:: Task ::
Tally up the lines below that carry the word "Repositories", answering with the figure alone.

BEGIN Source data

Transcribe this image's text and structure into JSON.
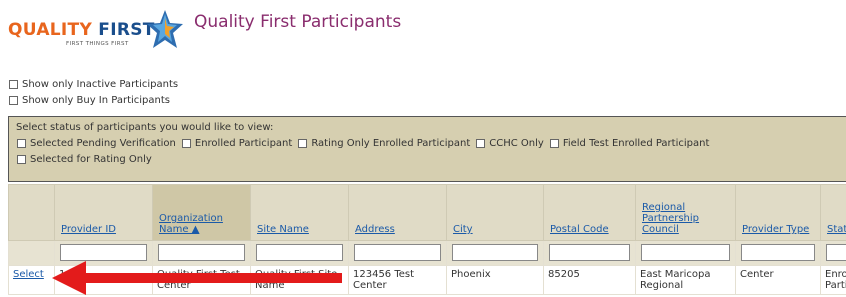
{
  "header": {
    "logo_main_a": "QUALITY",
    "logo_main_b": "FIRST",
    "logo_sub": "FIRST THINGS FIRST",
    "page_title": "Quality First Participants"
  },
  "checkboxes": [
    {
      "label": "Show only Inactive Participants"
    },
    {
      "label": "Show only Buy In Participants"
    }
  ],
  "status_filter": {
    "label": "Select status of participants you would like to view:",
    "options": [
      "Selected Pending Verification",
      "Enrolled Participant",
      "Rating Only Enrolled Participant",
      "CCHC Only",
      "Field Test Enrolled Participant",
      "Selected for Rating Only"
    ]
  },
  "table": {
    "columns": [
      "",
      "Provider ID",
      "Organization Name ▲",
      "Site Name",
      "Address",
      "City",
      "Postal Code",
      "Regional Partnership Council",
      "Provider Type",
      "Stat"
    ],
    "row": {
      "action": "Select",
      "provider_id": "1",
      "organization": "Quality First Test Center",
      "site": "Quality First Site Name",
      "address": "123456 Test Center",
      "city": "Phoenix",
      "postal": "85205",
      "council": "East Maricopa Regional",
      "type": "Center",
      "status": "Enrolled Partic"
    }
  },
  "colors": {
    "title": "#8a2d6e",
    "link": "#1b5aa8",
    "filter_bg": "#d6cfb0",
    "header_bg": "#e0dbc6",
    "arrow": "#e31b1b"
  },
  "annotation": {
    "icon": "red-arrow-icon"
  }
}
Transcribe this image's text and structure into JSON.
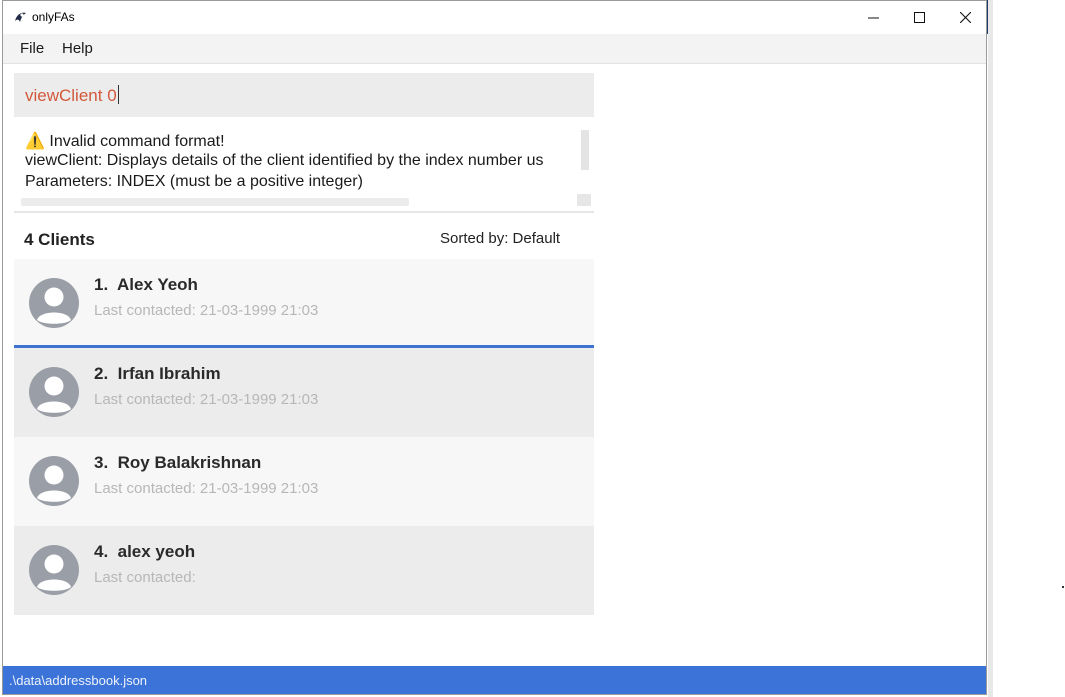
{
  "window": {
    "title": "onlyFAs",
    "controls": {
      "minimize": "minimize-icon",
      "maximize": "maximize-icon",
      "close": "close-icon"
    }
  },
  "menu": {
    "items": [
      "File",
      "Help"
    ]
  },
  "command_box": {
    "value": "viewClient 0"
  },
  "result_display": {
    "lines": [
      "⚠️ Invalid command format!",
      "viewClient: Displays details of the client identified by the index number us",
      "Parameters: INDEX (must be a positive integer)"
    ]
  },
  "client_list": {
    "count_label": "4 Clients",
    "sort_label": "Sorted by: Default",
    "clients": [
      {
        "name": "1.  Alex Yeoh",
        "contact": "Last contacted: 21-03-1999 21:03"
      },
      {
        "name": "2.  Irfan Ibrahim",
        "contact": "Last contacted: 21-03-1999 21:03"
      },
      {
        "name": "3.  Roy Balakrishnan",
        "contact": "Last contacted: 21-03-1999 21:03"
      },
      {
        "name": "4.  alex yeoh",
        "contact": "Last contacted:"
      }
    ]
  },
  "status_bar": {
    "path": ".\\data\\addressbook.json"
  },
  "colors": {
    "accent": "#3b73d8",
    "command_text": "#d2593b",
    "selected_border": "#3f73d1"
  }
}
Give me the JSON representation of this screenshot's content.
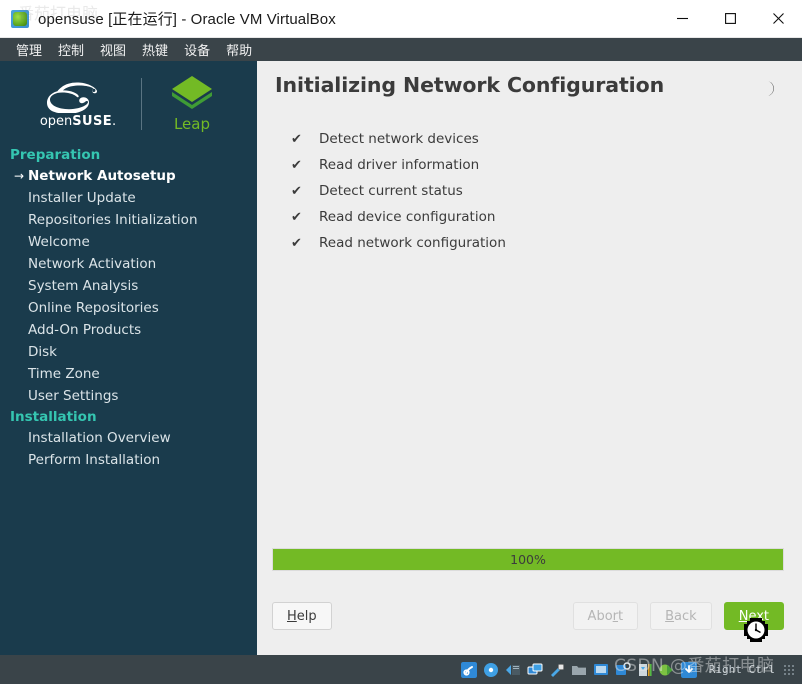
{
  "window": {
    "title": "opensuse [正在运行] - Oracle VM VirtualBox",
    "icon": "virtualbox-guest-icon",
    "minimize_label": "minimize-icon",
    "maximize_label": "maximize-icon",
    "close_label": "close-icon",
    "watermark": "番茄打电脑"
  },
  "menubar": {
    "items": [
      {
        "label": "管理"
      },
      {
        "label": "控制"
      },
      {
        "label": "视图"
      },
      {
        "label": "热键"
      },
      {
        "label": "设备"
      },
      {
        "label": "帮助"
      }
    ]
  },
  "sidebar": {
    "brand": {
      "suse_open": "open",
      "suse_bold": "SUSE",
      "suse_tm": ".",
      "product": "Leap"
    },
    "groups": [
      {
        "section": "Preparation",
        "items": [
          {
            "label": "Network Autosetup",
            "current": true
          },
          {
            "label": "Installer Update",
            "current": false
          },
          {
            "label": "Repositories Initialization",
            "current": false
          },
          {
            "label": "Welcome",
            "current": false
          },
          {
            "label": "Network Activation",
            "current": false
          },
          {
            "label": "System Analysis",
            "current": false
          },
          {
            "label": "Online Repositories",
            "current": false
          },
          {
            "label": "Add-On Products",
            "current": false
          },
          {
            "label": "Disk",
            "current": false
          },
          {
            "label": "Time Zone",
            "current": false
          },
          {
            "label": "User Settings",
            "current": false
          }
        ]
      },
      {
        "section": "Installation",
        "items": [
          {
            "label": "Installation Overview",
            "current": false
          },
          {
            "label": "Perform Installation",
            "current": false
          }
        ]
      }
    ]
  },
  "main": {
    "title": "Initializing Network Configuration",
    "dark_mode_toggle": "moon-icon",
    "check_glyph": "✔",
    "tasks": [
      {
        "label": "Detect network devices",
        "done": true
      },
      {
        "label": "Read driver information",
        "done": true
      },
      {
        "label": "Detect current status",
        "done": true
      },
      {
        "label": "Read device configuration",
        "done": true
      },
      {
        "label": "Read network configuration",
        "done": true
      }
    ],
    "progress": {
      "percent": 100,
      "text": "100%"
    },
    "buttons": {
      "help": {
        "label": "Help",
        "mnemonic": "H",
        "disabled": false
      },
      "abort": {
        "label": "Abort",
        "mnemonic": "r",
        "disabled": true
      },
      "back": {
        "label": "Back",
        "mnemonic": "B",
        "disabled": true
      },
      "next": {
        "label": "Next",
        "mnemonic": "N",
        "disabled": false
      }
    }
  },
  "statusbar": {
    "icons": [
      "hard-disk-icon",
      "optical-drive-icon",
      "floppy-drive-icon",
      "network-icon",
      "usb-icon",
      "shared-folders-icon",
      "display-icon",
      "recording-icon",
      "features-icon",
      "mouse-icon",
      "keyboard-icon"
    ],
    "host_key": "Right Ctrl",
    "watermark": "CSDN @番茄打电脑"
  },
  "colors": {
    "sidebar_bg": "#1a3b4c",
    "accent_green": "#73ba25",
    "section_teal": "#35c6b1",
    "panel_bg": "#eeeeee",
    "chrome_dark": "#3a4449"
  }
}
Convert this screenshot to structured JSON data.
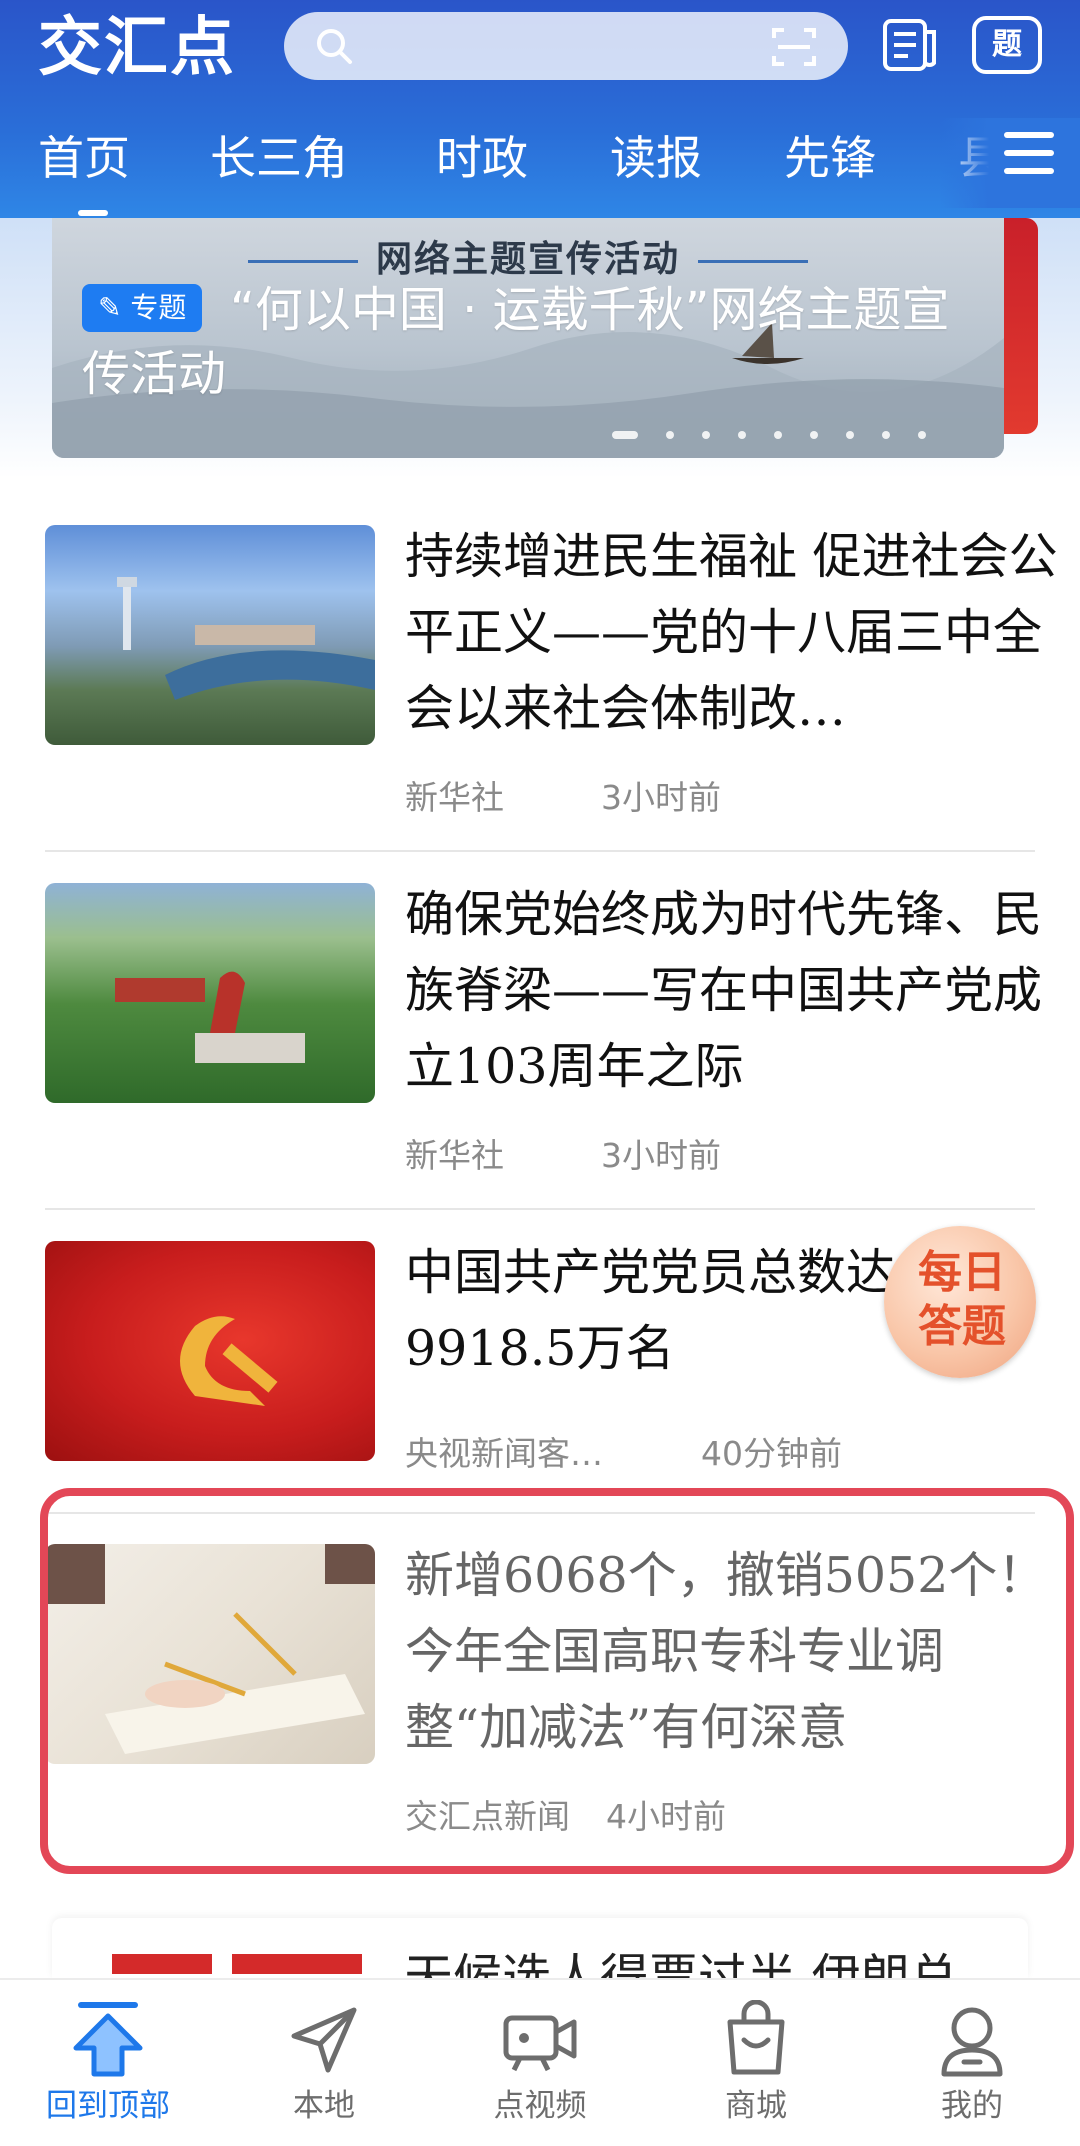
{
  "header": {
    "logo": "交汇点",
    "search": {
      "placeholder": ""
    },
    "quiz_button": "题",
    "tabs": [
      "首页",
      "长三角",
      "时政",
      "读报",
      "先锋",
      "县"
    ]
  },
  "banner": {
    "heading": "网络主题宣传活动",
    "tag": "专题",
    "title": "“何以中国 · 运载千秋”网络主题宣传活动",
    "slide_count": 9,
    "active_slide": 1
  },
  "news": [
    {
      "title": "持续增进民生福祉 促进社会公平正义——党的十八届三中全会以来社会体制改…",
      "source": "新华社",
      "time": "3小时前"
    },
    {
      "title": "确保党始终成为时代先锋、民族脊梁——写在中国共产党成立103周年之际",
      "source": "新华社",
      "time": "3小时前"
    },
    {
      "title": "中国共产党党员总数达9918.5万名",
      "source": "央视新闻客…",
      "time": "40分钟前"
    },
    {
      "title": "新增6068个，撤销5052个！今年全国高职专科专业调整“加减法”有何深意",
      "source": "交汇点新闻",
      "time": "4小时前"
    }
  ],
  "peek_title": "天候选人得票过半 伊朗总",
  "quiz_badge": "每日答题",
  "bottom_nav": [
    "回到顶部",
    "本地",
    "点视频",
    "商城",
    "我的"
  ],
  "colors": {
    "header": "#2a6ed8",
    "accent": "#1e78ea",
    "highlight": "#e34757"
  }
}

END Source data

:: Reply to the exercise ::
2